If 2013 was King's year - when you couldn't walk through a train carriage without seeing half the commuters busily tapping away at mobile phenomenon Candy Crush Saga - then 2014's been the year when the dream has perhaps soured slightly, a swell of controversies ensuring the Swedish developer has never been far from the headlines.
Over the past few months King has become - thanks to some aggressive trademark protection as well as a general disdain for free-to-play gaming from several quarters - the pantomime villains of the industry. "It got like that pretty fast," King's 'games guru' Tommy Palm tells us on a makeshift farm constructed outside Canary Wharf station to promote Farm Heroes Saga, one of the developer's several successful properties. "It's not the case, of course. We have a lot of really talented people who have worked with games for a really long time. I think we saw it for what it was, and continued doing what we do well."

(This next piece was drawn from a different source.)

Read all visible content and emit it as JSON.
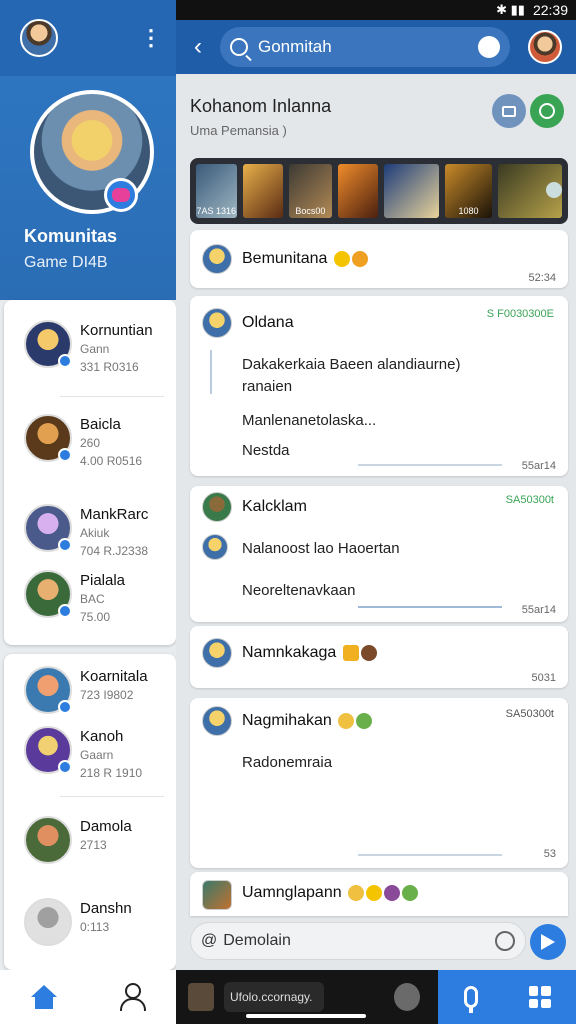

What King does well - and what it's been doing, to a good level of success, for over a decade - is make the kind of sticky, addictive casual game that consumes commutes, evenings and entire weekends. Candy Crush Saga wasn't the first, but it has certainly been the most successful. "It's the game I've played and enjoyed most over the last 12 months," wrote Ellie Gibson last December as she named it her game of 2013. "Maybe it's not yours," she continued. "But I'm OK with that."

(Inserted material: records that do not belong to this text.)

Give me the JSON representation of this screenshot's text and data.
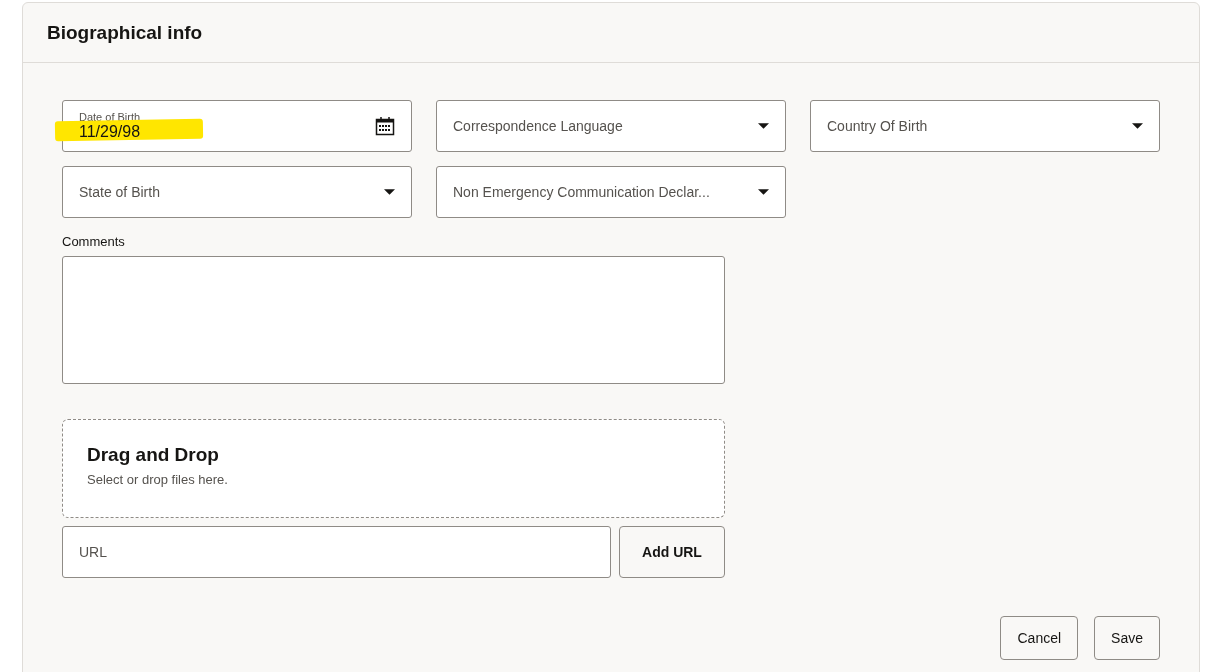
{
  "panel": {
    "title": "Biographical info"
  },
  "fields": [
    {
      "kind": "date",
      "label": "Date of Birth",
      "value": "11/29/98",
      "highlighted": true
    },
    {
      "kind": "select",
      "placeholder": "Correspondence Language"
    },
    {
      "kind": "select",
      "placeholder": "Country Of Birth"
    },
    {
      "kind": "select",
      "placeholder": "State of Birth"
    },
    {
      "kind": "select",
      "placeholder": "Non Emergency Communication Declar..."
    }
  ],
  "comments": {
    "label": "Comments"
  },
  "dropzone": {
    "title": "Drag and Drop",
    "hint": "Select or drop files here."
  },
  "url": {
    "placeholder": "URL",
    "button": "Add URL"
  },
  "actions": [
    "Cancel",
    "Save"
  ]
}
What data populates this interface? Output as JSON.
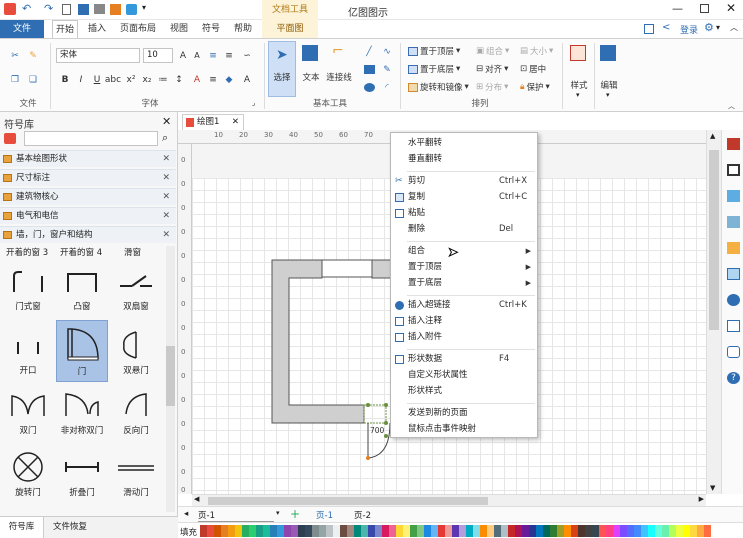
{
  "title_bar": {
    "app_title": "亿图图示",
    "login_label": "登录"
  },
  "ribbon_tabs": {
    "file": "文件",
    "home": "开始",
    "insert": "插入",
    "page_layout": "页面布局",
    "view": "视图",
    "symbol": "符号",
    "help": "帮助",
    "doc_tool": "文档工具",
    "flat_view": "平面图"
  },
  "ribbon": {
    "groups": {
      "file": "文件",
      "font": "字体",
      "basic_tools": "基本工具",
      "arrange": "排列"
    },
    "font_name": "宋体",
    "font_size": "10",
    "select_label": "选择",
    "text_label": "文本",
    "connector_label": "连接线",
    "bring_front": "置于顶层",
    "send_back": "置于底层",
    "rotate_mirror": "旋转和镜像",
    "group": "组合",
    "size": "大小",
    "align": "对齐",
    "center": "居中",
    "distribute": "分布",
    "protect": "保护",
    "style_label": "样式",
    "edit_label": "编辑"
  },
  "left_panel": {
    "title": "符号库",
    "libraries": [
      "基本绘图形状",
      "尺寸标注",
      "建筑物核心",
      "电气和电信",
      "墙，门，窗户和结构"
    ],
    "top_labels": [
      "开着的窗 3",
      "开着的窗 4",
      "滑窗"
    ],
    "shapes": [
      {
        "label": "门式窗"
      },
      {
        "label": "凸窗"
      },
      {
        "label": "双扇窗"
      },
      {
        "label": "开口"
      },
      {
        "label": "门"
      },
      {
        "label": "双悬门"
      },
      {
        "label": "双门"
      },
      {
        "label": "非对称双门"
      },
      {
        "label": "反向门"
      },
      {
        "label": "旋转门"
      },
      {
        "label": "折叠门"
      },
      {
        "label": "滑动门"
      }
    ],
    "bottom_tabs": [
      "符号库",
      "文件恢复"
    ]
  },
  "document": {
    "tab_label": "绘图1",
    "page_tabs": {
      "current": "页-1",
      "first": "页-1",
      "second": "页-2"
    },
    "fill_label": "填充",
    "ruler_h": [
      "10",
      "20",
      "30",
      "40",
      "50",
      "60",
      "70"
    ],
    "ruler_v": [
      "0",
      "0",
      "0",
      "0",
      "0",
      "0",
      "0",
      "0",
      "0",
      "0",
      "0",
      "0",
      "0",
      "0",
      "0"
    ],
    "dimension_text": "700"
  },
  "context_menu": {
    "items": [
      {
        "label": "水平翻转",
        "shortcut": "",
        "submenu": false
      },
      {
        "label": "垂直翻转",
        "shortcut": "",
        "submenu": false
      },
      {
        "label": "剪切",
        "shortcut": "Ctrl+X",
        "submenu": false
      },
      {
        "label": "复制",
        "shortcut": "Ctrl+C",
        "submenu": false
      },
      {
        "label": "粘贴",
        "shortcut": "",
        "submenu": false
      },
      {
        "label": "删除",
        "shortcut": "Del",
        "submenu": false
      },
      {
        "label": "组合",
        "shortcut": "",
        "submenu": true
      },
      {
        "label": "置于顶层",
        "shortcut": "",
        "submenu": true
      },
      {
        "label": "置于底层",
        "shortcut": "",
        "submenu": true
      },
      {
        "label": "插入超链接",
        "shortcut": "Ctrl+K",
        "submenu": false
      },
      {
        "label": "插入注释",
        "shortcut": "",
        "submenu": false
      },
      {
        "label": "插入附件",
        "shortcut": "",
        "submenu": false
      },
      {
        "label": "形状数据",
        "shortcut": "F4",
        "submenu": false
      },
      {
        "label": "自定义形状属性",
        "shortcut": "",
        "submenu": false
      },
      {
        "label": "形状样式",
        "shortcut": "",
        "submenu": false
      },
      {
        "label": "发送到新的页面",
        "shortcut": "",
        "submenu": false
      },
      {
        "label": "鼠标点击事件映射",
        "shortcut": "",
        "submenu": false
      }
    ]
  },
  "colors": {
    "accent": "#2f6eb2",
    "wall_fill": "#cfcfcf",
    "selection": "#a9c3e6",
    "palette": [
      "#c0392b",
      "#e74c3c",
      "#d35400",
      "#e67e22",
      "#f39c12",
      "#f1c40f",
      "#27ae60",
      "#2ecc71",
      "#16a085",
      "#1abc9c",
      "#2980b9",
      "#3498db",
      "#8e44ad",
      "#9b59b6",
      "#2c3e50",
      "#34495e",
      "#7f8c8d",
      "#95a5a6",
      "#bdc3c7",
      "#ecf0f1",
      "#6d4c41",
      "#a1887f",
      "#00897b",
      "#4db6ac",
      "#3949ab",
      "#7986cb",
      "#d81b60",
      "#f06292",
      "#fdd835",
      "#fff176",
      "#43a047",
      "#81c784",
      "#1e88e5",
      "#64b5f6",
      "#e53935",
      "#ef9a9a",
      "#5e35b1",
      "#b39ddb",
      "#00acc1",
      "#80deea",
      "#fb8c00",
      "#ffcc80",
      "#546e7a",
      "#b0bec5",
      "#c62828",
      "#ad1457",
      "#6a1b9a",
      "#283593",
      "#0277bd",
      "#00695c",
      "#2e7d32",
      "#9e9d24",
      "#ff8f00",
      "#d84315",
      "#4e342e",
      "#424242",
      "#37474f",
      "#ff5252",
      "#ff4081",
      "#e040fb",
      "#7c4dff",
      "#536dfe",
      "#448aff",
      "#40c4ff",
      "#18ffff",
      "#64ffda",
      "#69f0ae",
      "#b2ff59",
      "#eeff41",
      "#ffff00",
      "#ffd740",
      "#ffab40",
      "#ff6e40"
    ]
  }
}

"When we released Candy Crush for mobile, in November 2012, it was the moment we realised," says Palm of the Candy Crush Saga phenomenon. "We had an internal bet for the numbers of the first weekend when we released the mobile version of Candy Crush. And even though I aimed high, and didn't want to be the pessimist, I was ten times under the real number. Then I realised this was going to be really big. But still we had no idea that it was going to take the proportion that it did. We celebrated half a billion downloads, which is a number I didn't think was possible five years ago."
Yet for all of King's successes, in recent months the story's been dominated by its protection of its trademarks, with its attempts to trademark the words 'Candy' and 'Saga' leading into some high-profile run-ins. King's CEO, Riccardo Zacconi, already laid out the company line in an open letter on the company's website, and it's one that Palm understandably doesn't sway from. "It's often quite difficult to understand the logic behind it, because you have to have some understanding of law, which is very boring for most people," Palm says in defence of King's actions. "I think if you look into the details, you'll see that there's nothing strange going on - it's not that you can't say the word 'candy' - people tend to not look at the whole picture. We have a policy of protect, and also respect other people's work."
Even away from the trademark pursuits, there's been a shortage of goodwill towards King from a more core audience - one that's sceptical not just about the mechanics of games like Candy Crush Saga, but also towards the free-to-play business model that's behind it. Is that ever going to go away? "I think the free-to-play trend is here to stay, and you see a lot of the traditional companies coming over to that as well," says Palm. "A good current example is Blizzard's Hearthstone, which I don't think many people are complaining about. It's a good example of a company finding a good balance. The microtransaction is a better way of charging for games, where you don't have to pay up-front and as a developer you get sustainable revenues along the line so you can continue developing the title. It's better for everybody. That's just a change that's going to come - we'll hear a lot of loud voices on the forum about it, but at the end of the day it's going to continue to bring great games to the players."
So after all the noise of the last few months, what's it going to take for King to be embraced by the core? "A lot of the people internally are hardcore gamers, traditionally, and I think that many hardcore gamers enjoy the fact that their mothers or their girlfriend or people around them are starting to play this game," says Palm. "Long-term, they're going to see that we're really a nice company that's very passionate about what it's doing. We're not evil villains building an empire. We're just trying to make fantastic games for the casual audience."